Influencer marketing leverages professional relationships to expose your brand to the influencers audience. The benefit of this is that you piggyback on the pre-existing relationship between the influencer and their audience.
There are whole companies built on matching businesses with influencers to promote their products and brands. Influencer marketing comes across as native content which is what makes it so effective.
Here’s an example of how influencer marketing works.
You’re a small business in the fitness/ health industry. You have a product you’d like to promote and you find an authoritative figure in this niche with a bigger audience than yours.
You strike a deal and your influencer puts up a couple of Instagram posts talking about your product in a subtle way that implies that this person supports your product.
Again, this is a tactic that needs to be approached wisely. Most influencers won’t promote products unless they believe in them and are receiving a benefit that’s worthwhile.
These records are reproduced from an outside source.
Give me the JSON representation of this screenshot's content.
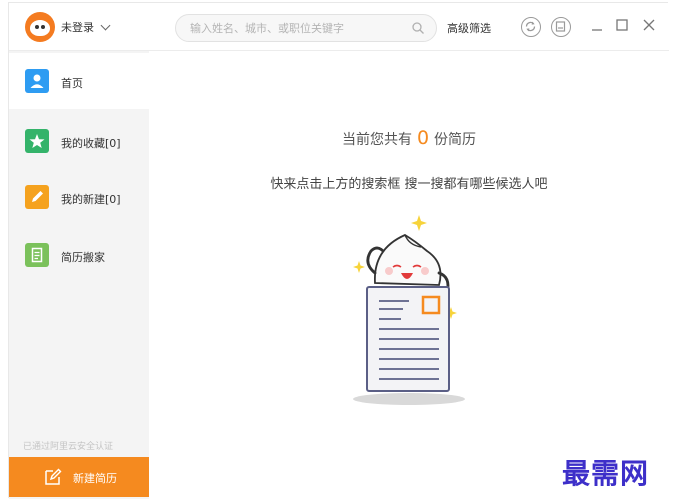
{
  "titlebar": {
    "user_label": "未登录",
    "search_placeholder": "输入姓名、城市、或职位关键字",
    "advanced_filter": "高级筛选",
    "icons": [
      "sync-icon",
      "save-icon",
      "minimize-icon",
      "maximize-icon",
      "close-icon"
    ]
  },
  "sidebar": {
    "items": [
      {
        "label": "首页",
        "icon": "person-icon",
        "color": "#2e9cf2"
      },
      {
        "label": "我的收藏[0]",
        "icon": "star-icon",
        "color": "#34b36a"
      },
      {
        "label": "我的新建[0]",
        "icon": "pencil-icon",
        "color": "#f5a21e"
      },
      {
        "label": "简历搬家",
        "icon": "document-icon",
        "color": "#7bc15b"
      }
    ],
    "verify_text": "已通过阿里云安全认证",
    "new_resume_button": "新建简历"
  },
  "main": {
    "count_prefix": "当前您共有",
    "count_value": "0",
    "count_suffix": "份简历",
    "hint": "快来点击上方的搜索框  搜一搜都有哪些候选人吧"
  },
  "watermark": "最需网",
  "colors": {
    "accent": "#f58a1f",
    "sidebar_bg": "#f4f4f4",
    "watermark": "#3d2fc9"
  }
}
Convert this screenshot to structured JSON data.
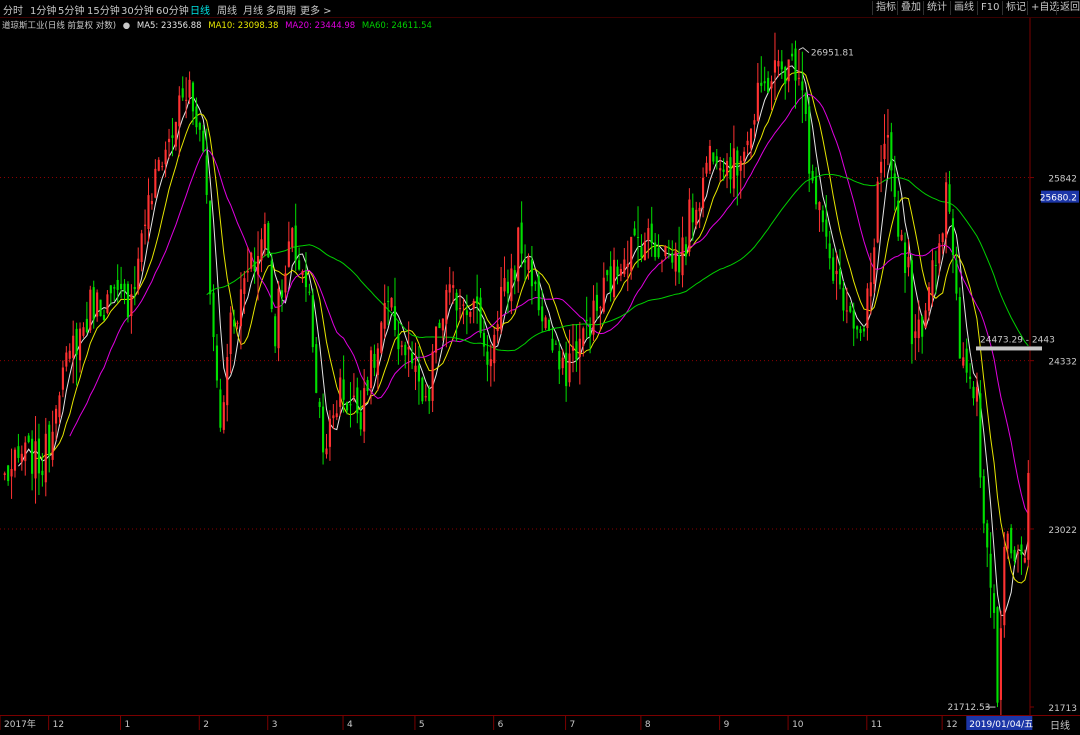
{
  "toolbar": {
    "periods": [
      "分时",
      "1分钟",
      "5分钟",
      "15分钟",
      "30分钟",
      "60分钟",
      "日线",
      "周线",
      "月线",
      "多周期",
      "更多 >"
    ],
    "active_period": "日线",
    "right_buttons": [
      "指标",
      "叠加",
      "统计",
      "画线",
      "F10",
      "标记",
      "+自选",
      "返回"
    ]
  },
  "legend": {
    "name": "道琼斯工业(日线 前复权 对数)",
    "ma5": "MA5: 23356.88",
    "ma10": "MA10: 23098.38",
    "ma20": "MA20: 23444.98",
    "ma60": "MA60: 24611.54"
  },
  "annotations": {
    "high": "26951.81",
    "low": "21712.53",
    "current_box": "25680.2",
    "measure": "24473.29 - 2443"
  },
  "footer": {
    "period_label": "日线",
    "cursor_date": "2019/01/04/五"
  },
  "colors": {
    "up": "#ff3232",
    "down": "#00e000",
    "ma5": "#e6e6e6",
    "ma10": "#e6e600",
    "ma20": "#e000e0",
    "ma60": "#00d000",
    "grid": "#8c0000",
    "axis_text": "#c8c8c8",
    "highlight": "#1c36a8"
  },
  "chart_data": {
    "type": "candlestick",
    "title": "道琼斯工业(日线 前复权 对数)",
    "scale": "log",
    "ylim": [
      21713,
      27100
    ],
    "y_ticks": [
      "25842",
      "24332",
      "23022",
      "21713"
    ],
    "x_ticks": [
      "2017年",
      "12",
      "1",
      "2",
      "3",
      "4",
      "5",
      "6",
      "7",
      "8",
      "9",
      "10",
      "11",
      "12"
    ],
    "grid": true,
    "start_date": "2017-11-13",
    "end_date": "2019-01-04",
    "close_anchors": [
      [
        "2017-11-13",
        23420
      ],
      [
        "2017-11-20",
        23590
      ],
      [
        "2017-11-28",
        23520
      ],
      [
        "2017-12-05",
        24180
      ],
      [
        "2017-12-18",
        24790
      ],
      [
        "2018-01-02",
        24820
      ],
      [
        "2018-01-12",
        25800
      ],
      [
        "2018-01-26",
        26616
      ],
      [
        "2018-02-01",
        26150
      ],
      [
        "2018-02-08",
        23860
      ],
      [
        "2018-02-13",
        24640
      ],
      [
        "2018-02-27",
        25410
      ],
      [
        "2018-03-02",
        24538
      ],
      [
        "2018-03-09",
        25335
      ],
      [
        "2018-03-16",
        24946
      ],
      [
        "2018-03-23",
        23533
      ],
      [
        "2018-03-29",
        24103
      ],
      [
        "2018-04-06",
        23932
      ],
      [
        "2018-04-18",
        24748
      ],
      [
        "2018-04-30",
        24163
      ],
      [
        "2018-05-03",
        23930
      ],
      [
        "2018-05-11",
        24831
      ],
      [
        "2018-05-22",
        24834
      ],
      [
        "2018-05-29",
        24362
      ],
      [
        "2018-06-11",
        25322
      ],
      [
        "2018-06-22",
        24580
      ],
      [
        "2018-06-28",
        24216
      ],
      [
        "2018-07-11",
        24700
      ],
      [
        "2018-07-24",
        25240
      ],
      [
        "2018-08-01",
        25333
      ],
      [
        "2018-08-15",
        25162
      ],
      [
        "2018-08-29",
        26125
      ],
      [
        "2018-09-07",
        25917
      ],
      [
        "2018-09-21",
        26743
      ],
      [
        "2018-10-03",
        26828
      ],
      [
        "2018-10-10",
        25598
      ],
      [
        "2018-10-24",
        24583
      ],
      [
        "2018-10-29",
        24443
      ],
      [
        "2018-11-08",
        26191
      ],
      [
        "2018-11-20",
        24465
      ],
      [
        "2018-11-29",
        25338
      ],
      [
        "2018-12-03",
        25826
      ],
      [
        "2018-12-07",
        24389
      ],
      [
        "2018-12-14",
        24100
      ],
      [
        "2018-12-24",
        21792
      ],
      [
        "2018-12-26",
        22878
      ],
      [
        "2019-01-03",
        22686
      ],
      [
        "2019-01-04",
        23433
      ]
    ],
    "series": [
      {
        "name": "MA5",
        "value": 23356.88
      },
      {
        "name": "MA10",
        "value": 23098.38
      },
      {
        "name": "MA20",
        "value": 23444.98
      },
      {
        "name": "MA60",
        "value": 24611.54
      }
    ],
    "high": {
      "value": 26951.81,
      "date": "2018-10-03"
    },
    "low": {
      "value": 21712.53,
      "date": "2018-12-24"
    }
  }
}
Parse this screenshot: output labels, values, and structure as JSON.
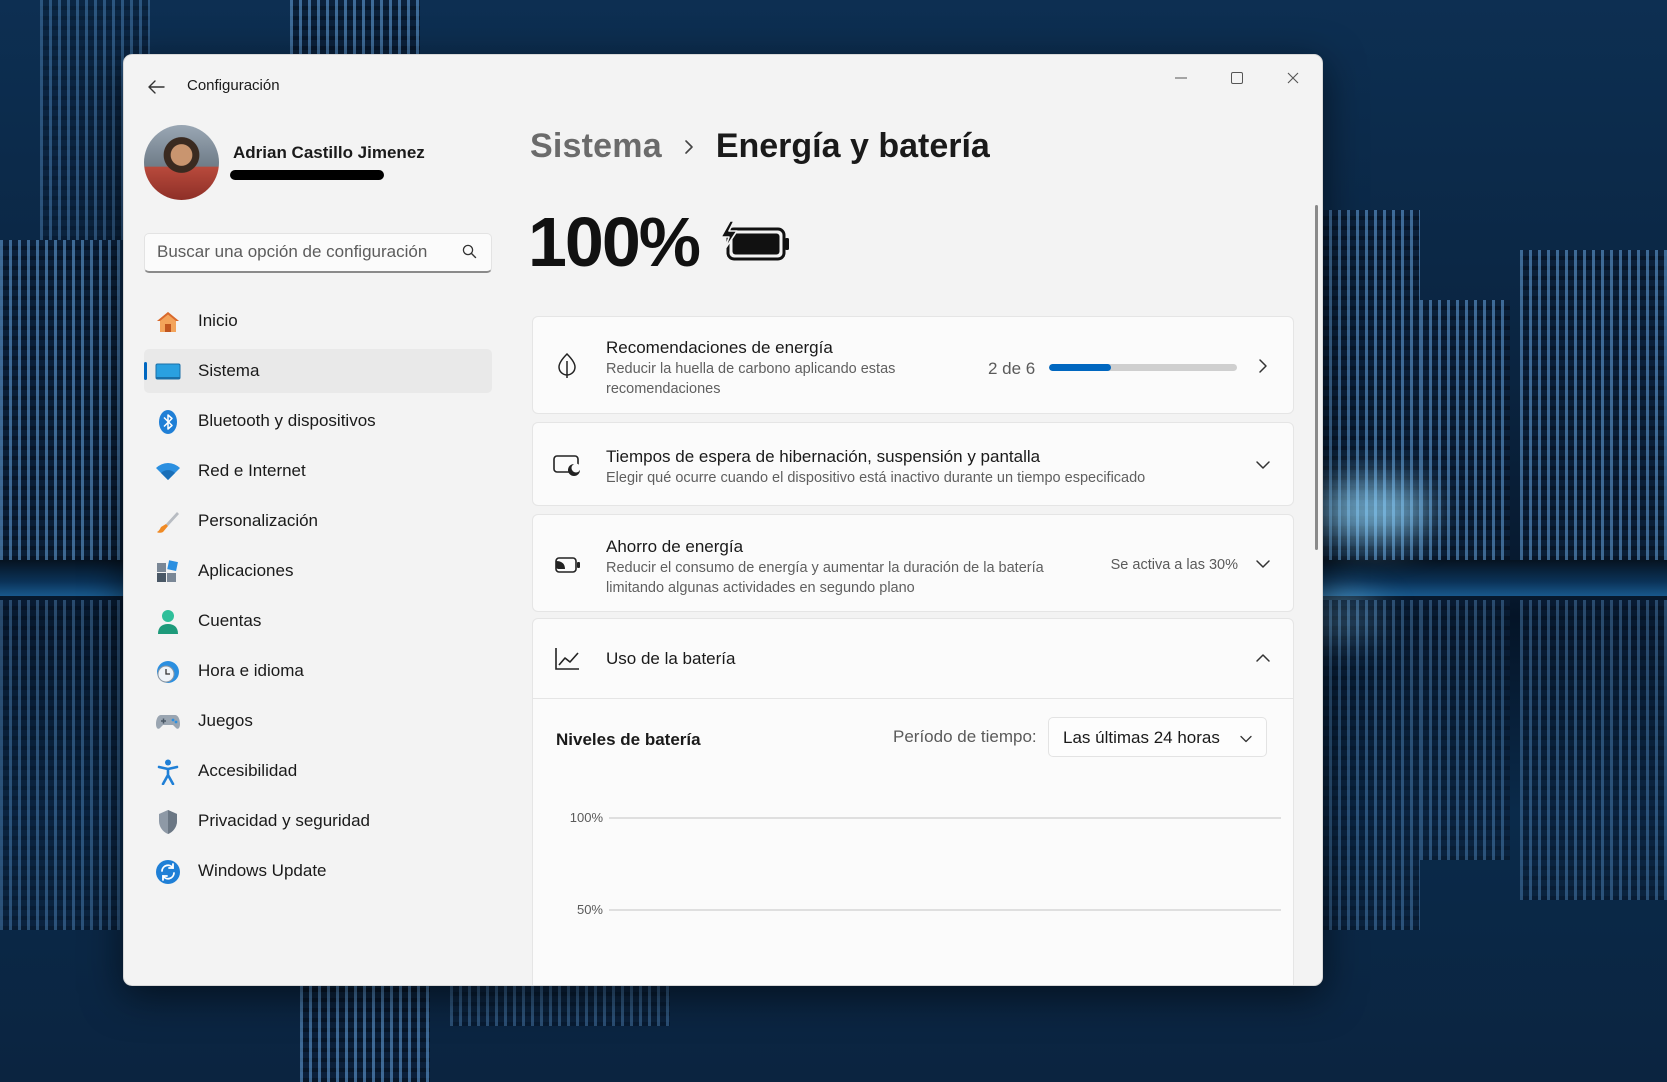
{
  "window": {
    "app_title": "Configuración"
  },
  "profile": {
    "name": "Adrian Castillo Jimenez"
  },
  "search": {
    "placeholder": "Buscar una opción de configuración"
  },
  "sidebar": {
    "items": [
      {
        "label": "Inicio",
        "icon": "home-icon"
      },
      {
        "label": "Sistema",
        "icon": "system-icon",
        "active": true
      },
      {
        "label": "Bluetooth y dispositivos",
        "icon": "bluetooth-icon"
      },
      {
        "label": "Red e Internet",
        "icon": "wifi-icon"
      },
      {
        "label": "Personalización",
        "icon": "brush-icon"
      },
      {
        "label": "Aplicaciones",
        "icon": "apps-icon"
      },
      {
        "label": "Cuentas",
        "icon": "account-icon"
      },
      {
        "label": "Hora e idioma",
        "icon": "clock-globe-icon"
      },
      {
        "label": "Juegos",
        "icon": "gamepad-icon"
      },
      {
        "label": "Accesibilidad",
        "icon": "accessibility-icon"
      },
      {
        "label": "Privacidad y seguridad",
        "icon": "shield-icon"
      },
      {
        "label": "Windows Update",
        "icon": "update-icon"
      }
    ]
  },
  "main": {
    "breadcrumb_parent": "Sistema",
    "breadcrumb_current": "Energía y batería",
    "battery_percent": "100%",
    "cards": {
      "recommendations": {
        "title": "Recomendaciones de energía",
        "subtitle_line1": "Reducir la huella de carbono aplicando estas",
        "subtitle_line2": "recomendaciones",
        "progress_text": "2 de 6",
        "progress_fraction": 0.33
      },
      "sleep": {
        "title": "Tiempos de espera de hibernación, suspensión y pantalla",
        "subtitle": "Elegir qué ocurre cuando el dispositivo está inactivo durante un tiempo especificado"
      },
      "saver": {
        "title": "Ahorro de energía",
        "subtitle_line1": "Reducir el consumo de energía y aumentar la duración de la batería",
        "subtitle_line2": "limitando algunas actividades en segundo plano",
        "value": "Se activa a las 30%"
      },
      "usage": {
        "title": "Uso de la batería",
        "levels_title": "Niveles de batería",
        "period_label": "Período de tiempo:",
        "period_value": "Las últimas 24 horas",
        "y_ticks": [
          "100%",
          "50%"
        ]
      }
    }
  },
  "colors": {
    "accent": "#0067c0",
    "window_bg": "#f3f3f3",
    "card_bg": "#fbfbfb"
  }
}
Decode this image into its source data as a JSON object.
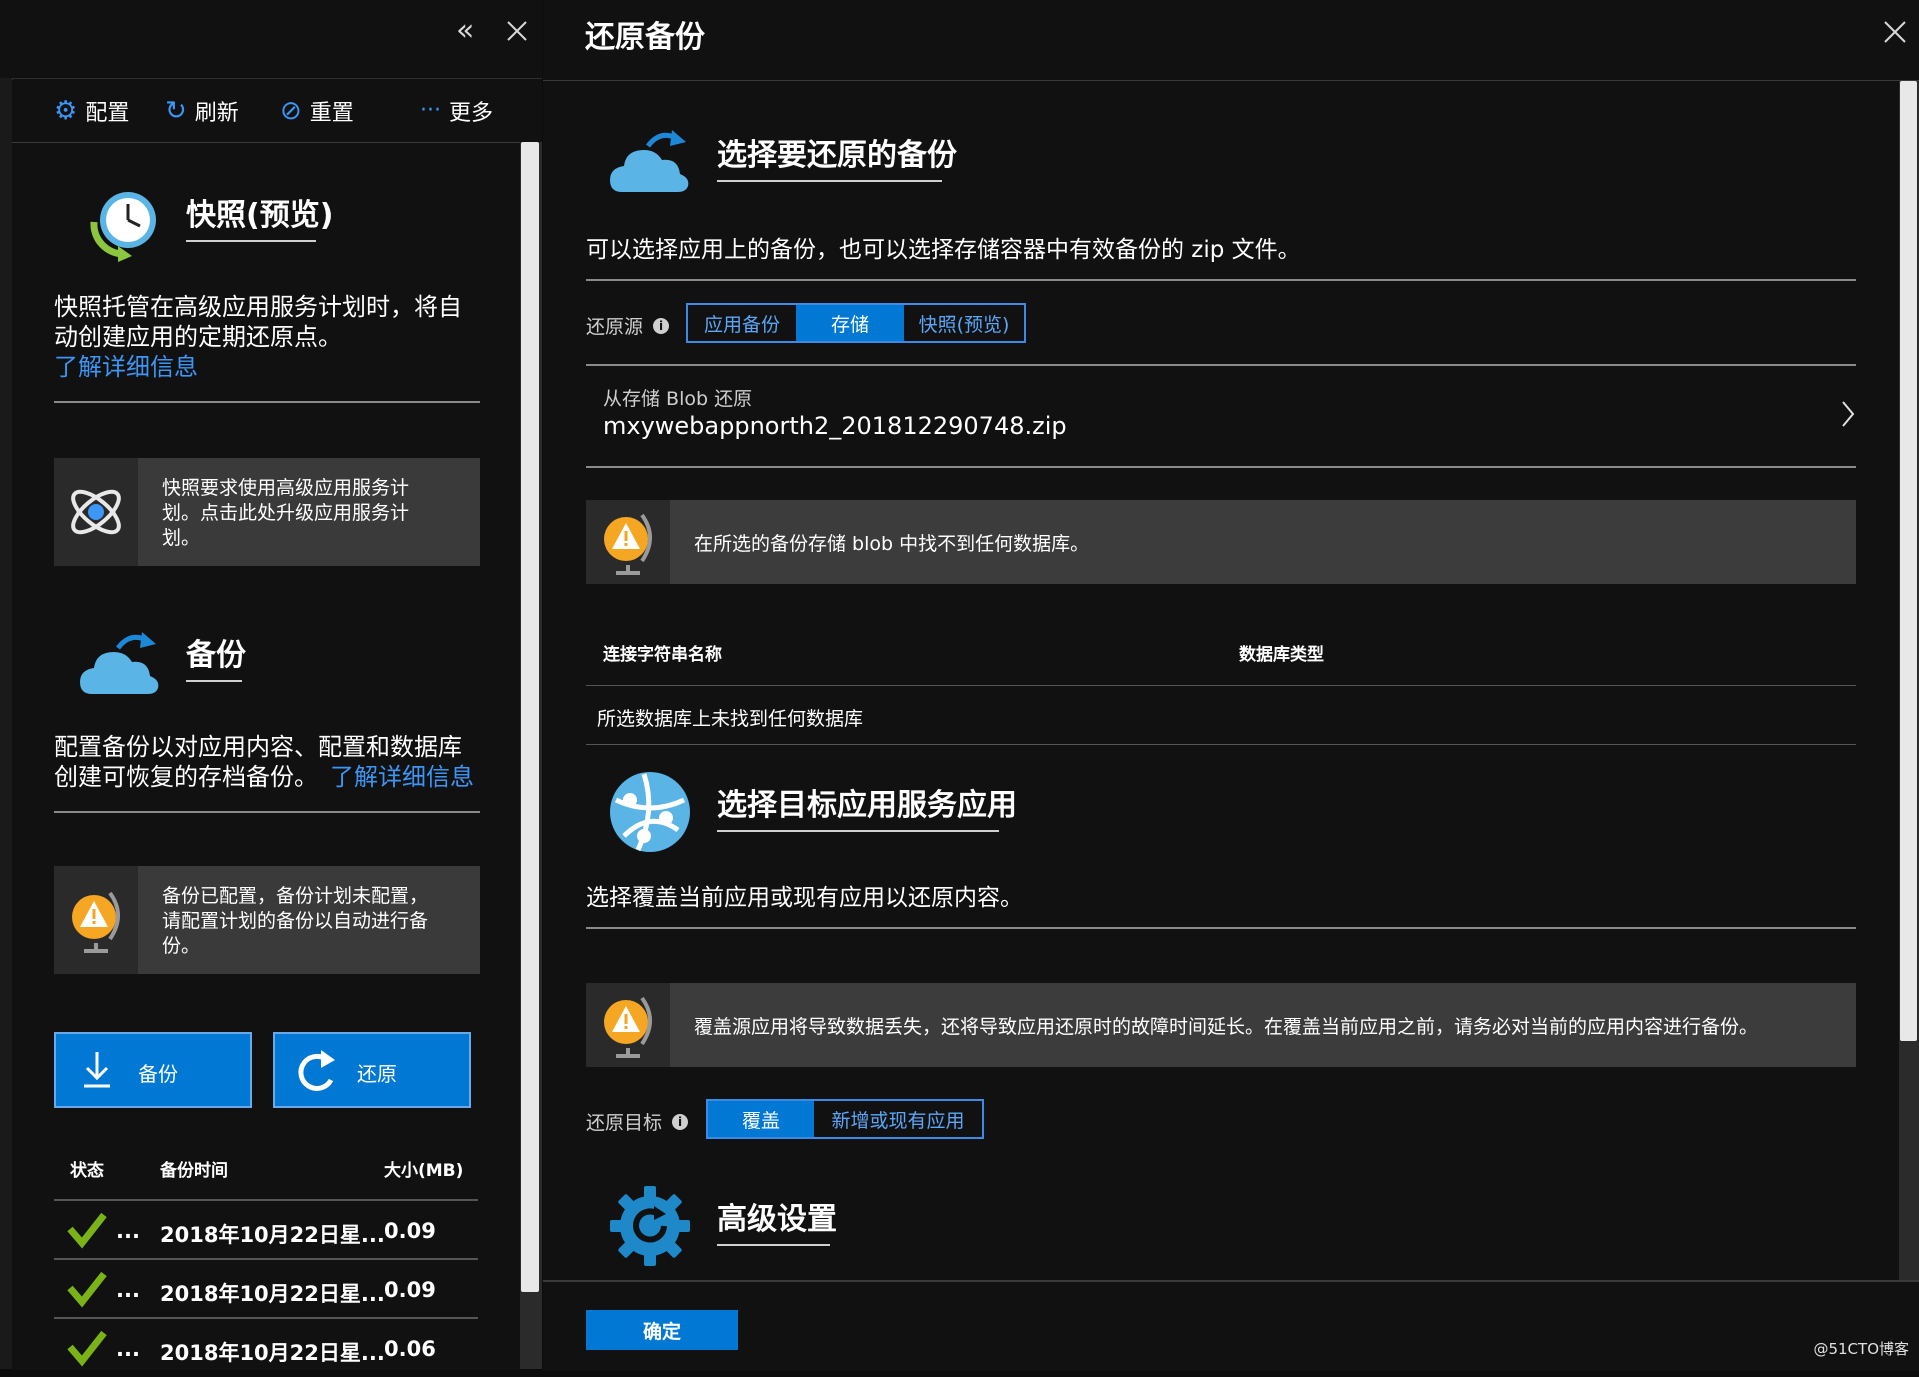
{
  "left": {
    "toolbar": {
      "config": "配置",
      "refresh": "刷新",
      "reset": "重置",
      "more": "更多"
    },
    "snapshot": {
      "title": "快照(预览)",
      "desc_line1": "快照托管在高级应用服务计划时，将自",
      "desc_line2": "动创建应用的定期还原点。",
      "learn_more": "了解详细信息",
      "info_line1": "快照要求使用高级应用服务计",
      "info_line2": "划。点击此处升级应用服务计",
      "info_line3": "划。"
    },
    "backup": {
      "title": "备份",
      "desc_line1": "配置备份以对应用内容、配置和数据库",
      "desc_line2": "创建可恢复的存档备份。",
      "learn_more": "了解详细信息",
      "info_line1": "备份已配置，备份计划未配置，",
      "info_line2": "请配置计划的备份以自动进行备",
      "info_line3": "份。",
      "backup_button": "备份",
      "restore_button": "还原"
    },
    "table": {
      "headers": [
        "状态",
        "备份时间",
        "大小(MB)"
      ],
      "rows": [
        {
          "status": "...",
          "time": "2018年10月22日星...",
          "size": "0.09"
        },
        {
          "status": "...",
          "time": "2018年10月22日星...",
          "size": "0.09"
        },
        {
          "status": "...",
          "time": "2018年10月22日星...",
          "size": "0.06"
        }
      ]
    }
  },
  "right": {
    "title": "还原备份",
    "select_backup": {
      "title": "选择要还原的备份",
      "desc": "可以选择应用上的备份，也可以选择存储容器中有效备份的 zip 文件。",
      "source_label": "还原源",
      "source_options": [
        "应用备份",
        "存储",
        "快照(预览)"
      ],
      "blob_label": "从存储 Blob 还原",
      "blob_value": "mxywebappnorth2_201812290748.zip",
      "warning": "在所选的备份存储 blob 中找不到任何数据库。",
      "db_headers": [
        "连接字符串名称",
        "数据库类型"
      ],
      "db_empty": "所选数据库上未找到任何数据库"
    },
    "select_target": {
      "title": "选择目标应用服务应用",
      "desc": "选择覆盖当前应用或现有应用以还原内容。",
      "warning": "覆盖源应用将导致数据丢失，还将导致应用还原时的故障时间延长。在覆盖当前应用之前，请务必对当前的应用内容进行备份。",
      "target_label": "还原目标",
      "target_options": [
        "覆盖",
        "新增或现有应用"
      ]
    },
    "advanced": {
      "title": "高级设置"
    },
    "ok_button": "确定"
  },
  "watermark": "@51CTO博客",
  "colors": {
    "accent": "#0078d4",
    "link": "#3b96f5",
    "warning": "#f5a623",
    "success": "#7ab317"
  }
}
Your Marketing Mix
Your marketing mix is the total combination of channels that you decide to use to make up your online presence. Having a presence and running an advertising campaign on each channel are two different things. You can start out by establishing a presence and build it over time.
Create a list of the channels that you think will benefit your business the most. Start with a few and tackle the rest at a set date down the track. If you’re starting out doing this yourself, it’s wise to do one or two things well instead of 15 things poorly.
Track Your Analytics
Lastly, you won’t be getting the most out of your online marketing efforts if you don’t track what worked, what didn’t and how you plan to improve.
Every one of the channels we’ve covered provides a way to access your analytics. Check out which social media posts are giving you the most engagement, which keywords you are ranking well for in Google and where most of your website traffic is coming from. Which display ads are getting you the most clicks? Which emails?
A/B Test Your Ads
A way to optimise your results is to A/B test your ads. Create two banner ads that are the same with slight variations. That might be the main colours or different copy. Run both ads and measure your key analytics again. This is a simple, effective way to refine your content for better results.
Remember, there’s only so long you can sit around thinking about this stuff. The sooner you dive in, the sooner you will learn what works to get you the results you’re after.
Here’s a great example from the folks at Optimizely.
Start with a plan.
If you’re not sure what channels to use, your competition has likely already figured it out. Start small with one or two digital channels and do them well. If you feel like you’re drowning, hire help.
And as usual, if in doubt, make your decisions based on what is most useful for your customers, not search engines or social media algorithms.
If you’re starting a business or trying to up your online marketing, I can help you. I write content that boosts search rankings and marketing copy that increases website conversions.
Hit me up, I’d love to chat!